Narrated by its band members and manager, the story showcases how Mötley Crüe came to be one of the most notorious rock ‘n’ roll bands in history. Packed with an electrifying selection of their best songs, The Dirt has enough story to make for an enjoyable film.
After a somewhat graphic opening scene that surely puts good use of the phrase “sex, drugs & rock’n’roll“, the film jumps back in time to show Nikki Six’s (Douglas Booth – Mary Shelley) troubled childhood and love for rock music. Then we get to see how the band is formed and make it into the big leagues.
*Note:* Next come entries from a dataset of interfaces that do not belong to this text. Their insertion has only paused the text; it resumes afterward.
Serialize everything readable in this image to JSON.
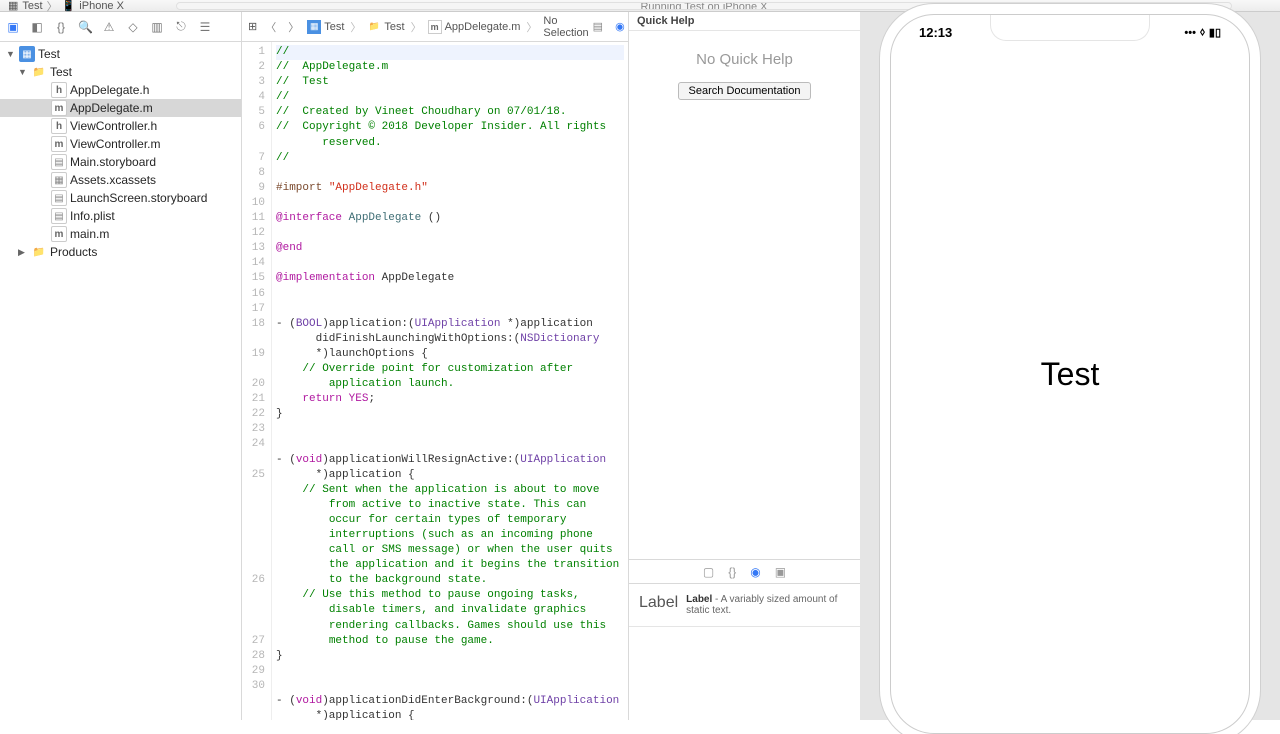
{
  "toolbar": {
    "scheme_app": "Test",
    "scheme_device": "iPhone X",
    "status": "Running Test on iPhone X"
  },
  "navigator": {
    "project": "Test",
    "group": "Test",
    "files": [
      {
        "name": "AppDelegate.h",
        "kind": "h"
      },
      {
        "name": "AppDelegate.m",
        "kind": "m",
        "selected": true
      },
      {
        "name": "ViewController.h",
        "kind": "h"
      },
      {
        "name": "ViewController.m",
        "kind": "m"
      },
      {
        "name": "Main.storyboard",
        "kind": "sb"
      },
      {
        "name": "Assets.xcassets",
        "kind": "assets"
      },
      {
        "name": "LaunchScreen.storyboard",
        "kind": "sb"
      },
      {
        "name": "Info.plist",
        "kind": "plist"
      },
      {
        "name": "main.m",
        "kind": "m"
      }
    ],
    "products": "Products"
  },
  "jumpbar": {
    "p1": "Test",
    "p2": "Test",
    "p3": "AppDelegate.m",
    "p4": "No Selection"
  },
  "code": {
    "lines": [
      {
        "n": 1,
        "cur": true,
        "seg": [
          {
            "c": "c-comment",
            "t": "//"
          }
        ]
      },
      {
        "n": 2,
        "seg": [
          {
            "c": "c-comment",
            "t": "//  AppDelegate.m"
          }
        ]
      },
      {
        "n": 3,
        "seg": [
          {
            "c": "c-comment",
            "t": "//  Test"
          }
        ]
      },
      {
        "n": 4,
        "seg": [
          {
            "c": "c-comment",
            "t": "//"
          }
        ]
      },
      {
        "n": 5,
        "seg": [
          {
            "c": "c-comment",
            "t": "//  Created by Vineet Choudhary on 07/01/18."
          }
        ]
      },
      {
        "n": 6,
        "seg": [
          {
            "c": "c-comment",
            "t": "//  Copyright © 2018 Developer Insider. All rights\n       reserved."
          }
        ]
      },
      {
        "n": 7,
        "seg": [
          {
            "c": "c-comment",
            "t": "//"
          }
        ]
      },
      {
        "n": 8,
        "seg": [
          {
            "c": "",
            "t": ""
          }
        ]
      },
      {
        "n": 9,
        "seg": [
          {
            "c": "c-import",
            "t": "#import "
          },
          {
            "c": "c-string",
            "t": "\"AppDelegate.h\""
          }
        ]
      },
      {
        "n": 10,
        "seg": [
          {
            "c": "",
            "t": ""
          }
        ]
      },
      {
        "n": 11,
        "seg": [
          {
            "c": "c-kw",
            "t": "@interface"
          },
          {
            "c": "",
            "t": " "
          },
          {
            "c": "c-class",
            "t": "AppDelegate"
          },
          {
            "c": "",
            "t": " ()"
          }
        ]
      },
      {
        "n": 12,
        "seg": [
          {
            "c": "",
            "t": ""
          }
        ]
      },
      {
        "n": 13,
        "seg": [
          {
            "c": "c-kw",
            "t": "@end"
          }
        ]
      },
      {
        "n": 14,
        "seg": [
          {
            "c": "",
            "t": ""
          }
        ]
      },
      {
        "n": 15,
        "seg": [
          {
            "c": "c-kw",
            "t": "@implementation"
          },
          {
            "c": "",
            "t": " AppDelegate"
          }
        ]
      },
      {
        "n": 16,
        "seg": [
          {
            "c": "",
            "t": ""
          }
        ]
      },
      {
        "n": 17,
        "seg": [
          {
            "c": "",
            "t": ""
          }
        ]
      },
      {
        "n": 18,
        "seg": [
          {
            "c": "",
            "t": "- ("
          },
          {
            "c": "c-type",
            "t": "BOOL"
          },
          {
            "c": "",
            "t": ")application:("
          },
          {
            "c": "c-type",
            "t": "UIApplication"
          },
          {
            "c": "",
            "t": " *)application\n      didFinishLaunchingWithOptions:("
          },
          {
            "c": "c-type",
            "t": "NSDictionary"
          },
          {
            "c": "",
            "t": "\n      *)launchOptions {"
          }
        ]
      },
      {
        "n": 19,
        "seg": [
          {
            "c": "c-comment",
            "t": "    // Override point for customization after\n        application launch."
          }
        ]
      },
      {
        "n": 20,
        "seg": [
          {
            "c": "",
            "t": "    "
          },
          {
            "c": "c-kw",
            "t": "return"
          },
          {
            "c": "",
            "t": " "
          },
          {
            "c": "c-kw",
            "t": "YES"
          },
          {
            "c": "",
            "t": ";"
          }
        ]
      },
      {
        "n": 21,
        "seg": [
          {
            "c": "",
            "t": "}"
          }
        ]
      },
      {
        "n": 22,
        "seg": [
          {
            "c": "",
            "t": ""
          }
        ]
      },
      {
        "n": 23,
        "seg": [
          {
            "c": "",
            "t": ""
          }
        ]
      },
      {
        "n": 24,
        "seg": [
          {
            "c": "",
            "t": "- ("
          },
          {
            "c": "c-kw",
            "t": "void"
          },
          {
            "c": "",
            "t": ")applicationWillResignActive:("
          },
          {
            "c": "c-type",
            "t": "UIApplication"
          },
          {
            "c": "",
            "t": "\n      *)application {"
          }
        ]
      },
      {
        "n": 25,
        "seg": [
          {
            "c": "c-comment",
            "t": "    // Sent when the application is about to move\n        from active to inactive state. This can\n        occur for certain types of temporary\n        interruptions (such as an incoming phone\n        call or SMS message) or when the user quits\n        the application and it begins the transition\n        to the background state."
          }
        ]
      },
      {
        "n": 26,
        "seg": [
          {
            "c": "c-comment",
            "t": "    // Use this method to pause ongoing tasks,\n        disable timers, and invalidate graphics\n        rendering callbacks. Games should use this\n        method to pause the game."
          }
        ]
      },
      {
        "n": 27,
        "seg": [
          {
            "c": "",
            "t": "}"
          }
        ]
      },
      {
        "n": 28,
        "seg": [
          {
            "c": "",
            "t": ""
          }
        ]
      },
      {
        "n": 29,
        "seg": [
          {
            "c": "",
            "t": ""
          }
        ]
      },
      {
        "n": 30,
        "seg": [
          {
            "c": "",
            "t": "- ("
          },
          {
            "c": "c-kw",
            "t": "void"
          },
          {
            "c": "",
            "t": ")applicationDidEnterBackground:("
          },
          {
            "c": "c-type",
            "t": "UIApplication"
          },
          {
            "c": "",
            "t": "\n      *)application {"
          }
        ]
      }
    ]
  },
  "inspector": {
    "quick_help_title": "Quick Help",
    "no_help": "No Quick Help",
    "search_doc": "Search Documentation",
    "lib_item_thumb": "Label",
    "lib_item_title": "Label",
    "lib_item_desc": " - A variably sized amount of static text."
  },
  "simulator": {
    "time": "12:13",
    "app_text": "Test"
  }
}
When you’re at the top, the only way is back down. So down they fall – hard. Going to hell seems to be rock bottom for these guys and for some of them, this really is their last resort. But this was for them the only way to get back on their feet and realise they’re legends, more than ever before. The film likes to break the fourth wall, with front-facing narration showcasing just how crazy these bandmembers actually are. Speeding up and slowing down frames is one of the other tricks director Jeff Tremaine (Bad Grandpa) likes to use.
Music-biopics seem to be the trend lately in Hollywood, only this one isn’t exactly shy of showing all the sex and drugs, so expect plenty of that throughout the film. The Dirt wants to go for shock value in its first half of the film, to then go full drama in the second half. Still, The Dirt isn’t as bad as I thought it would be. It might be very much by the book, but the chemistry between the cast and it rocking soundtrack make this an enjoyable watch. It’s one of those films that critics will love to pick apart and most Netflix subscribers will mostly enjoy.
The Dirt is now streaming on Netflix.
Review by Seth Eelen